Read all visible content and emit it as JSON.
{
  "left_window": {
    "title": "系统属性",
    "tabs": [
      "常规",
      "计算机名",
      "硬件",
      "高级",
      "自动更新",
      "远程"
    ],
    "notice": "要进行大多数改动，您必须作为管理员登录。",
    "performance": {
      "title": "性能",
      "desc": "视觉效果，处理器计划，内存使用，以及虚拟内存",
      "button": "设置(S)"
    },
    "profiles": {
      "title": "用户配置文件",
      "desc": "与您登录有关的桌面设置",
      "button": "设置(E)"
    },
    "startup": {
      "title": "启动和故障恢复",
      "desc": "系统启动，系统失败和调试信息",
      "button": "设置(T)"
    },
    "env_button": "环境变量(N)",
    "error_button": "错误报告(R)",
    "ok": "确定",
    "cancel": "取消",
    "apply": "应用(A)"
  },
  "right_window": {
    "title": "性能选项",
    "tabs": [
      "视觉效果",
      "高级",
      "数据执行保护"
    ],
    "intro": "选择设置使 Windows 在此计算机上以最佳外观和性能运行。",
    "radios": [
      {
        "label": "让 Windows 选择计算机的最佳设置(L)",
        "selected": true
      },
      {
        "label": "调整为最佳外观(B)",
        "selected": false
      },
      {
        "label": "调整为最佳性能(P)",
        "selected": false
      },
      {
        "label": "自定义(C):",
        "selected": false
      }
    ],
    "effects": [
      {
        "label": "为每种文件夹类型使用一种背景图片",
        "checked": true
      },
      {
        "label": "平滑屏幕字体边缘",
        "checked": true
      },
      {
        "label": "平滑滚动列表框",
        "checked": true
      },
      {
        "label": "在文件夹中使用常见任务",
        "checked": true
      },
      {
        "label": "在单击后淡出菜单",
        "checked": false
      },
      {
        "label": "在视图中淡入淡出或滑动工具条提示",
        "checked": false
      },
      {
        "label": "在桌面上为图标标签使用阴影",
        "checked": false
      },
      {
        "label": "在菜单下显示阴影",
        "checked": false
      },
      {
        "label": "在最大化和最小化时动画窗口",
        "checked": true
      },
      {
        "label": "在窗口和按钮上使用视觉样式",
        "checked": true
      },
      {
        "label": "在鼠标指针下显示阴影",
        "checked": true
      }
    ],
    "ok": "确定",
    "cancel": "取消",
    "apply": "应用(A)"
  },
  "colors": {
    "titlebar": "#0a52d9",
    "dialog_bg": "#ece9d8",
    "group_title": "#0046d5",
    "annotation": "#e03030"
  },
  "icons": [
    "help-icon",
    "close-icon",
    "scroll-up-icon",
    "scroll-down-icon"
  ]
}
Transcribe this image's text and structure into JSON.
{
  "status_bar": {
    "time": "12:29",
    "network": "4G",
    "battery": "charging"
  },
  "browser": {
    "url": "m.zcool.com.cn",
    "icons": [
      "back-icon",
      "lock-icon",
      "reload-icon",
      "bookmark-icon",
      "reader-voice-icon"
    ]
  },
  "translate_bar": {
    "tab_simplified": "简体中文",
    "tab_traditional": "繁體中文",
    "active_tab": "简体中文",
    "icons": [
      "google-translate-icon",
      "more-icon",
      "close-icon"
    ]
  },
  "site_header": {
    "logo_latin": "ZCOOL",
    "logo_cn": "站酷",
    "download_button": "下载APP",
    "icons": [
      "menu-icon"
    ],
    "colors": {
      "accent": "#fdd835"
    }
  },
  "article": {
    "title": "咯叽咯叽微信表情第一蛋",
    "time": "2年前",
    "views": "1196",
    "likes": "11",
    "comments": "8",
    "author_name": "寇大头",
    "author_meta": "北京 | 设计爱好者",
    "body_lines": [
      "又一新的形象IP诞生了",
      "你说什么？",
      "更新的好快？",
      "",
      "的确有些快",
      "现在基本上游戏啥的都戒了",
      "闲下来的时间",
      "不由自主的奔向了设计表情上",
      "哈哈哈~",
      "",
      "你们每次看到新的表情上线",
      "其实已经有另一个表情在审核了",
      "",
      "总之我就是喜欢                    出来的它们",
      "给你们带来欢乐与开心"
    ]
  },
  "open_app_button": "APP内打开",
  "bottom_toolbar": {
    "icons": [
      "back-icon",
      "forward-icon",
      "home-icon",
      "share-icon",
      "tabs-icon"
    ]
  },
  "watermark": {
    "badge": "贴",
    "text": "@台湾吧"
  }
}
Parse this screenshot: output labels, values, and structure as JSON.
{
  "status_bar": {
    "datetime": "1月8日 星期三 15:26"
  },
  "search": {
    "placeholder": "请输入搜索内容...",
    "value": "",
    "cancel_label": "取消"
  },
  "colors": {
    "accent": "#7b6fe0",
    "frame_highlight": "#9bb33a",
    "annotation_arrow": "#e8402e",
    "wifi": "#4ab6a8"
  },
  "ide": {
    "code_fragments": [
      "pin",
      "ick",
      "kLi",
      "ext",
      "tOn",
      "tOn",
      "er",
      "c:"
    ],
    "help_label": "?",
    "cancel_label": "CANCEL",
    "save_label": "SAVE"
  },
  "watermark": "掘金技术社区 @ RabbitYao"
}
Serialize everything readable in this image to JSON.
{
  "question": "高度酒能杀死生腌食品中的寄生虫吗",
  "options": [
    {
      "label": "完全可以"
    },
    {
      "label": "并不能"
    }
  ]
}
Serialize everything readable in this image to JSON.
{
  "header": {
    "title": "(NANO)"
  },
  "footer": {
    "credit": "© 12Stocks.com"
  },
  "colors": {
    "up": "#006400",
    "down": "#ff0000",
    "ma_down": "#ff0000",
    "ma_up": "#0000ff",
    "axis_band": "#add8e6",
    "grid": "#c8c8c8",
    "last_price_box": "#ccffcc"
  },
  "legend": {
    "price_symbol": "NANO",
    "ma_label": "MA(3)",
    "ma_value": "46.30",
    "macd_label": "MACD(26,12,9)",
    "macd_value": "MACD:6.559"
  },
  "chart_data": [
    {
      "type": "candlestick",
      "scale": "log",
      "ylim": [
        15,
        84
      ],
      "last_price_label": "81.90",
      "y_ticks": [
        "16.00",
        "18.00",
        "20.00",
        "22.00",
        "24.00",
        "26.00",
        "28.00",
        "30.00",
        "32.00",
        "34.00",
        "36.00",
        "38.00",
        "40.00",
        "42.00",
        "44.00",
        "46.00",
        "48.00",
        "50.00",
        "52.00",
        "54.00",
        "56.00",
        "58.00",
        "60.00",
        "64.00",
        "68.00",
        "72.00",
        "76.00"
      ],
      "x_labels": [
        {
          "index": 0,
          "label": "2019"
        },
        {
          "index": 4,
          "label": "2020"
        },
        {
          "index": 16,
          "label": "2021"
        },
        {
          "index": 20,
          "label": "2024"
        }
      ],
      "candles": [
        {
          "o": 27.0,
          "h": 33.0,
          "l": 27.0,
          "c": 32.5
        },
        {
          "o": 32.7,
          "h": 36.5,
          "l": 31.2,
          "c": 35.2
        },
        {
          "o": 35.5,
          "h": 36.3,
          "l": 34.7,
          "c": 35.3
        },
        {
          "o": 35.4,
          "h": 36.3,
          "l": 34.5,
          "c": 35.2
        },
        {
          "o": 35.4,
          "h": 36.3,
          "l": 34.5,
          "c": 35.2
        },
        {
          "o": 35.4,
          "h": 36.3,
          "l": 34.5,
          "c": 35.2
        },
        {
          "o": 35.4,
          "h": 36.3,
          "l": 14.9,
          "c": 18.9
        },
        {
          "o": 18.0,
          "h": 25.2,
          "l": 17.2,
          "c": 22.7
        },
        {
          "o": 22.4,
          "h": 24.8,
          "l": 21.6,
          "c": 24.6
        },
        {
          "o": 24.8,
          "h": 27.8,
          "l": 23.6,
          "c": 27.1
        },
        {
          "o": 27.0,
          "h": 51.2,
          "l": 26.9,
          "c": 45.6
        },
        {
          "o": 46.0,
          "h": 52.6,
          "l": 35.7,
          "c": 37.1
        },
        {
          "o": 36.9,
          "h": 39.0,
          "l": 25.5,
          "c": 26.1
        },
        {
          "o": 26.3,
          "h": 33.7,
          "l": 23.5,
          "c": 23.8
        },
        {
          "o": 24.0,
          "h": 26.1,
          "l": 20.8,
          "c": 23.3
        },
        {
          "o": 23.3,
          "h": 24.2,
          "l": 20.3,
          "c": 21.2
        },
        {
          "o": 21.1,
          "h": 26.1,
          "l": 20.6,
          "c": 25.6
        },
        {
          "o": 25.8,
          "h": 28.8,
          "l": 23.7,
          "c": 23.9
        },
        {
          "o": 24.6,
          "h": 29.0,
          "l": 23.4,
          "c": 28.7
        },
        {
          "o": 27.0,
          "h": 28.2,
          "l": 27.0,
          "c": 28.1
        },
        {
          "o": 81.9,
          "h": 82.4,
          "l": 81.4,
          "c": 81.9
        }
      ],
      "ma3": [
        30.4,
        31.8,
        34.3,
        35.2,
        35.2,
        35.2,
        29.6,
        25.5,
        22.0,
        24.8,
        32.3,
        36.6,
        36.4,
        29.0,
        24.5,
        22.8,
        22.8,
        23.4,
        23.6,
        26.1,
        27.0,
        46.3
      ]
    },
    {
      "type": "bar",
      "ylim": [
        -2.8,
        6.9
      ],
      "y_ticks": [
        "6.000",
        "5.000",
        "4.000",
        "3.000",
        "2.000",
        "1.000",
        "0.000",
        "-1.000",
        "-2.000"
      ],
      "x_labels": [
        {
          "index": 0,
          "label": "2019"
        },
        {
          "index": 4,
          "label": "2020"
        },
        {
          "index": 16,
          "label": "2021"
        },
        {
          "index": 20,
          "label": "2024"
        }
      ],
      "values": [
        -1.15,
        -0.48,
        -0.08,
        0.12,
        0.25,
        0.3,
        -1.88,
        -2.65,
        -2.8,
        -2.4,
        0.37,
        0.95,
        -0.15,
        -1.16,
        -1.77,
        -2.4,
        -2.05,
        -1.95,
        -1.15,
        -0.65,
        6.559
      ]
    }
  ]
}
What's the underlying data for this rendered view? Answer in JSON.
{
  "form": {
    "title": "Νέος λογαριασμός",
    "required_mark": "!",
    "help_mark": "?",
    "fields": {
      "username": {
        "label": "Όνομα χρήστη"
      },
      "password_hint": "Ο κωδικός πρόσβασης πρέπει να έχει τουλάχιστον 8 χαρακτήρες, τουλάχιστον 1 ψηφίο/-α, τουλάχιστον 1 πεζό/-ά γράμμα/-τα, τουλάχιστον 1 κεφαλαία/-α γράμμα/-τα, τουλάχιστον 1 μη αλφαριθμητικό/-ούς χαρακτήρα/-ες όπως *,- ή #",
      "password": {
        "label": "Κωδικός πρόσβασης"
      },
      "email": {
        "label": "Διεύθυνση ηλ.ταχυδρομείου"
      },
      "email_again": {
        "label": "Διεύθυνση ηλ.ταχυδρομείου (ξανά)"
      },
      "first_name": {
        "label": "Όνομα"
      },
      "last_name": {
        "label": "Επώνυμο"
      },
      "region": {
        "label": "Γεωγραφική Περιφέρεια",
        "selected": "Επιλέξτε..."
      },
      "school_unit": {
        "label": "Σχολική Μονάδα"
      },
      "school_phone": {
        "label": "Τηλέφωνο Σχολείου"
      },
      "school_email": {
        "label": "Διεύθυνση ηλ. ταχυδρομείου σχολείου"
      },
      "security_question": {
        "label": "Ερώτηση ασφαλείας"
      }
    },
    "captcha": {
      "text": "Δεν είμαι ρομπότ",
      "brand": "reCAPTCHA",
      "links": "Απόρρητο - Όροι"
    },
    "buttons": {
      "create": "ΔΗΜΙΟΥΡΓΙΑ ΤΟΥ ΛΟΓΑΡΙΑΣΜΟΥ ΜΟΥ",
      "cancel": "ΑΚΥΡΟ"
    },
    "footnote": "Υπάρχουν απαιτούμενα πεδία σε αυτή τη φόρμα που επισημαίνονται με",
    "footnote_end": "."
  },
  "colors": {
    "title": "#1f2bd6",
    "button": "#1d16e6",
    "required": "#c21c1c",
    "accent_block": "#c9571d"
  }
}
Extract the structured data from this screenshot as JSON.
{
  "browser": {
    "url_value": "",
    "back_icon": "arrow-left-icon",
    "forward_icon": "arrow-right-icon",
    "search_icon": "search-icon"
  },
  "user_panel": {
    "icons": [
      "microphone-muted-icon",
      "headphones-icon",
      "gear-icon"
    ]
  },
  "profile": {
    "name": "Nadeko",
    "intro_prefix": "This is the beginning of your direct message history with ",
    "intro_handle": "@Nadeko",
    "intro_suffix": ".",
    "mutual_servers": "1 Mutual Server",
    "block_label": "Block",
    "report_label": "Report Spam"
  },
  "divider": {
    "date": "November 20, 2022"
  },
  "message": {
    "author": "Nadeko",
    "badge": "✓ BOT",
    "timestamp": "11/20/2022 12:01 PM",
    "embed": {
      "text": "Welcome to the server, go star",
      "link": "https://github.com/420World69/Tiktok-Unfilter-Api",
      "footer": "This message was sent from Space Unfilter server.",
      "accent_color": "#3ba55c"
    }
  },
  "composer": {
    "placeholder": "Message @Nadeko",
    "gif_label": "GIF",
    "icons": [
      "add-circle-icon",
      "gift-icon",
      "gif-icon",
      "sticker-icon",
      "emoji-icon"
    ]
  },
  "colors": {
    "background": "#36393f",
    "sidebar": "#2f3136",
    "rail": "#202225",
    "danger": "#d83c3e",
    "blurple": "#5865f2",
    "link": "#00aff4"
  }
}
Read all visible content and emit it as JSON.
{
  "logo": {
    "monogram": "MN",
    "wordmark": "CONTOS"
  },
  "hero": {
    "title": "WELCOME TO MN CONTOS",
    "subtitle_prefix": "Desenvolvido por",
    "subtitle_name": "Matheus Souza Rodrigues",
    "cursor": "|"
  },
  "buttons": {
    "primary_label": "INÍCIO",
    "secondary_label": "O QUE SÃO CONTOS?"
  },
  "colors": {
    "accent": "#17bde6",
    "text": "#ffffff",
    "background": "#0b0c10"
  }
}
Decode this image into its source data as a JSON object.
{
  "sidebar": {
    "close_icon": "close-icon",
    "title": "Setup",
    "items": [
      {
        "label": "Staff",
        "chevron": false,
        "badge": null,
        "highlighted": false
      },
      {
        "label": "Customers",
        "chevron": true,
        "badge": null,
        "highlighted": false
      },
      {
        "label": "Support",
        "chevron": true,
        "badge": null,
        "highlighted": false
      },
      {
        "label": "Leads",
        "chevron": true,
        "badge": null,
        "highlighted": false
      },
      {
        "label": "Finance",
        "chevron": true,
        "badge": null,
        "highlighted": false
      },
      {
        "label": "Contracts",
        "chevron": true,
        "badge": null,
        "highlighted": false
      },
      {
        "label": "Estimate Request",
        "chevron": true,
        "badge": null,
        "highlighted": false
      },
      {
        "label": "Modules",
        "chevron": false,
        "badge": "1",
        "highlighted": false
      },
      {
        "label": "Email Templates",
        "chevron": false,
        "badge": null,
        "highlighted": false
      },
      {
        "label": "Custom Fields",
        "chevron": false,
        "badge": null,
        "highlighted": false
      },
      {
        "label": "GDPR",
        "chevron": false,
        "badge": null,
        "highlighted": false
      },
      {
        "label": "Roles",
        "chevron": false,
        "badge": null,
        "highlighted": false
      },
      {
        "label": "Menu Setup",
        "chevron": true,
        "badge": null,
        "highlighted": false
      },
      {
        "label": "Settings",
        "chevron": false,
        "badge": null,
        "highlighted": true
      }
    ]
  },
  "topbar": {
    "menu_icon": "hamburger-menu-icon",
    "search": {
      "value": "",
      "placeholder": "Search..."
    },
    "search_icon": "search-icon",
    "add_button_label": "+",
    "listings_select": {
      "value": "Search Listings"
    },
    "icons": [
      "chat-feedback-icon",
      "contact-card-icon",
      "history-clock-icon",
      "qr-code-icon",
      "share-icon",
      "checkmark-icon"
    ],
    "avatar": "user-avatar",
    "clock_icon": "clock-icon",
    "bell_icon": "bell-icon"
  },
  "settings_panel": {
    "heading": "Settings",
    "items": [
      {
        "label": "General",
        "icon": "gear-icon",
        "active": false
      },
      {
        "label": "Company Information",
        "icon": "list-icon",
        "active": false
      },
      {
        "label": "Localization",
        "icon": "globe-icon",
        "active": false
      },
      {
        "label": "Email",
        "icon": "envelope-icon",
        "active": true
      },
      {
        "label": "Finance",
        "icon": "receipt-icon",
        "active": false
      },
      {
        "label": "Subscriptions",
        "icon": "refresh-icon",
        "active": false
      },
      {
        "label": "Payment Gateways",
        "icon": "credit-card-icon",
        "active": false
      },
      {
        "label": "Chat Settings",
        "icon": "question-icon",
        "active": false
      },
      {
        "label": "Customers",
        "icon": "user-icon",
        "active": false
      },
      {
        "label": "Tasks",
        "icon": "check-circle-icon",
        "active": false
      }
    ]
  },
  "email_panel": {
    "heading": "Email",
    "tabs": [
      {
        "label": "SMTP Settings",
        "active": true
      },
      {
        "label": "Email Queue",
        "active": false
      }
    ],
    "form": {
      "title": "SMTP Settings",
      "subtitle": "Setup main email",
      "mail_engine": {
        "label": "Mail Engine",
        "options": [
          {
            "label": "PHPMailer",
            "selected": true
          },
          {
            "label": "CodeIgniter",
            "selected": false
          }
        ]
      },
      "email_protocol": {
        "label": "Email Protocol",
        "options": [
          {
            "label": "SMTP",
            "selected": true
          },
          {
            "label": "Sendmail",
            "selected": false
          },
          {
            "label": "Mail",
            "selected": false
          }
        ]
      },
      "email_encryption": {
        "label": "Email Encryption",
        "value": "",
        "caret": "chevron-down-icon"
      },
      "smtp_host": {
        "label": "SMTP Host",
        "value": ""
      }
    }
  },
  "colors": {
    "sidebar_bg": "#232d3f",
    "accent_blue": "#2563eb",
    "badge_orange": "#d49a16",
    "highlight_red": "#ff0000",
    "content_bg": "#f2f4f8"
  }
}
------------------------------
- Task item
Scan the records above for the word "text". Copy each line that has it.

- Solution to the problem
Transcribe this image's text and structure into JSON.
    "text": "@台湾吧"
      "text": "Δεν είμαι ρομπότ",
      "text": "Welcome to the server, go star",
    "text": "#ffffff",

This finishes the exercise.